It was absolutely incredible to see that not only were particles being deflected at large angles, but some particles even came back in the direction of the beam! That is analogous, with the perspective scientists had back then, with shooting at a paper and seeing the bullet coming back at you. The Thomson model advocated for an almost empty volume of charge when this clearly showed that something really massive must be in there somewhere. Then, of course, Rutherford figured out that it must be the atom’s nucleus, but it completely changed how we looked at atoms!
Geiger further explored this experimentally and came up with some conclusions that show us better why gold is the preferred element, such as that the most probable angle of deflection increases with the thickness of the material or that the most probable angle of deflection is proportional to the atomic mass of the substance. Gold is easily made into a very thin foil, a very, very, very thin, with the thickness of almost an atom. For the experiment to go as expected, it doesn’t have to be by any means disturbed by such things as a too-thick foil.
“It was quite the most incredible event that has ever happened to me in my life. It was almost as incredible as if you fired a 15-inch shell at a piece of tissue paper and it came back and hit you. On consideration, I realized that this scattering backward must be the result of a single collision, and when I made calculations I saw that it was impossible to get anything of that order of magnitude unless you took a system in which the greater part of the mass of the atom was concentrated in a minute nucleus.

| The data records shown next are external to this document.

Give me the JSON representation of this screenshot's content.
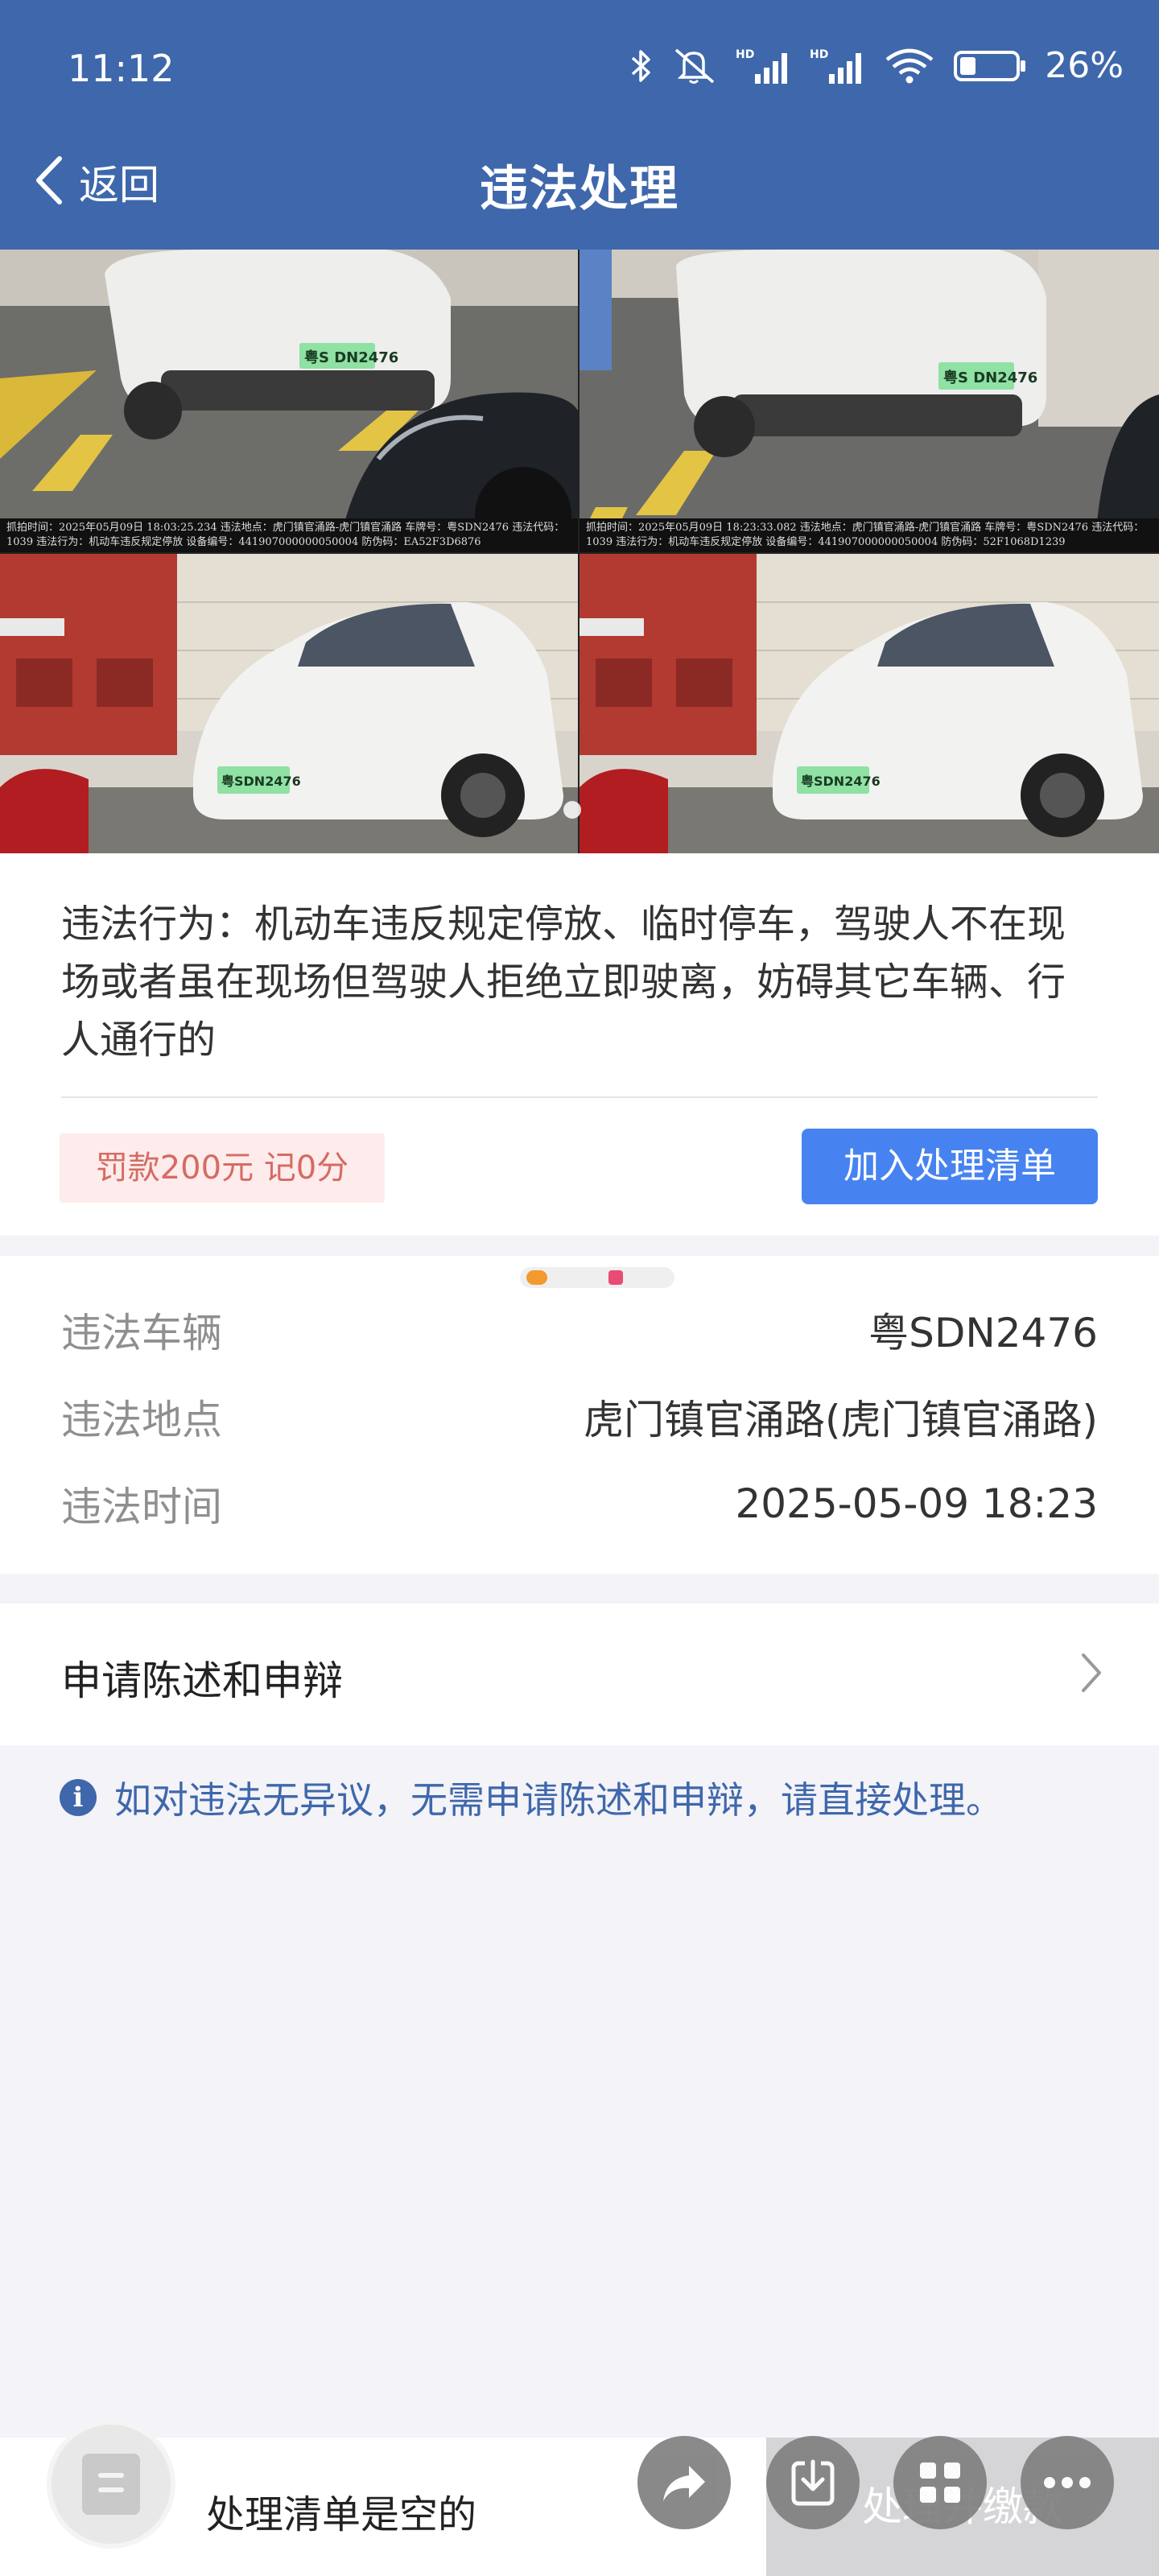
{
  "status_bar": {
    "time": "11:12",
    "battery": "26%",
    "hd1": "HD",
    "hd2": "HD"
  },
  "nav": {
    "back_label": "返回",
    "title": "违法处理"
  },
  "photos": {
    "captions": [
      "抓拍时间：2025年05月09日 18:03:25.234  违法地点：虎门镇官涌路-虎门镇官涌路  车牌号：粤SDN2476  违法代码：1039  违法行为：机动车违反规定停放  设备编号：441907000000050004  防伪码：EA52F3D6876",
      "抓拍时间：2025年05月09日 18:23:33.082  违法地点：虎门镇官涌路-虎门镇官涌路  车牌号：粤SDN2476  违法代码：1039  违法行为：机动车违反规定停放  设备编号：441907000000050004  防伪码：52F1068D1239"
    ],
    "plates": [
      "粤S DN2476",
      "粤S DN2476",
      "粤SDN2476",
      "粤SDN2476"
    ]
  },
  "violation": {
    "description": "违法行为：机动车违反规定停放、临时停车，驾驶人不在现场或者虽在现场但驾驶人拒绝立即驶离，妨碍其它车辆、行人通行的",
    "fine": "罚款200元 记0分",
    "add_button": "加入处理清单"
  },
  "details": [
    {
      "label": "违法车辆",
      "value": "粤SDN2476"
    },
    {
      "label": "违法地点",
      "value": "虎门镇官涌路(虎门镇官涌路)"
    },
    {
      "label": "违法时间",
      "value": "2025-05-09 18:23"
    }
  ],
  "appeal": {
    "label": "申请陈述和申辩"
  },
  "notice": {
    "text": "如对违法无异议，无需申请陈述和申辩，请直接处理。"
  },
  "bottom": {
    "cart_text": "处理清单是空的",
    "pay_button": "处理并缴款"
  },
  "colors": {
    "header": "#3f67ab",
    "accent": "#4783f0",
    "fine_text": "#d56b63",
    "fine_bg": "#fdeceb"
  },
  "icons": [
    "back-chevron-icon",
    "bluetooth-icon",
    "mute-icon",
    "signal-icon",
    "wifi-icon",
    "battery-icon",
    "chevron-right-icon",
    "info-icon",
    "cart-icon",
    "share-icon",
    "download-icon",
    "grid-icon",
    "more-icon"
  ]
}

It was then that I had the idea of an atom with a minute massive centre, carrying a charge.”Ernest Rutherford
Is this the way we look at atoms now?
In some ways, yes. Firstly, the Rutherford model completely does not respect Newtonian mechanics, which was troubling at first and would have been even more troubling if quantum mechanics hadn’t been on the way. Accelerating charged particles makes them radiate energy, making electrons spiral into the nucleus, losing energy, which is clearly not the case.
So scientists had to incorporate quantum mechanics into the game, and the Rutherford model (where electrons kind of orbit the nucleus in the same way planets and satellites do) was replaced with an ‘improved’ model of the atom, the Bohr model (which is actually called the Rutherford-Bohr model). We now know that a quantum interpretation is essential. Electrons don’t actually orbit the nucleus just like planets, in clear orbits (as shown in most textbooks and representations), but rather in a sort of cloud.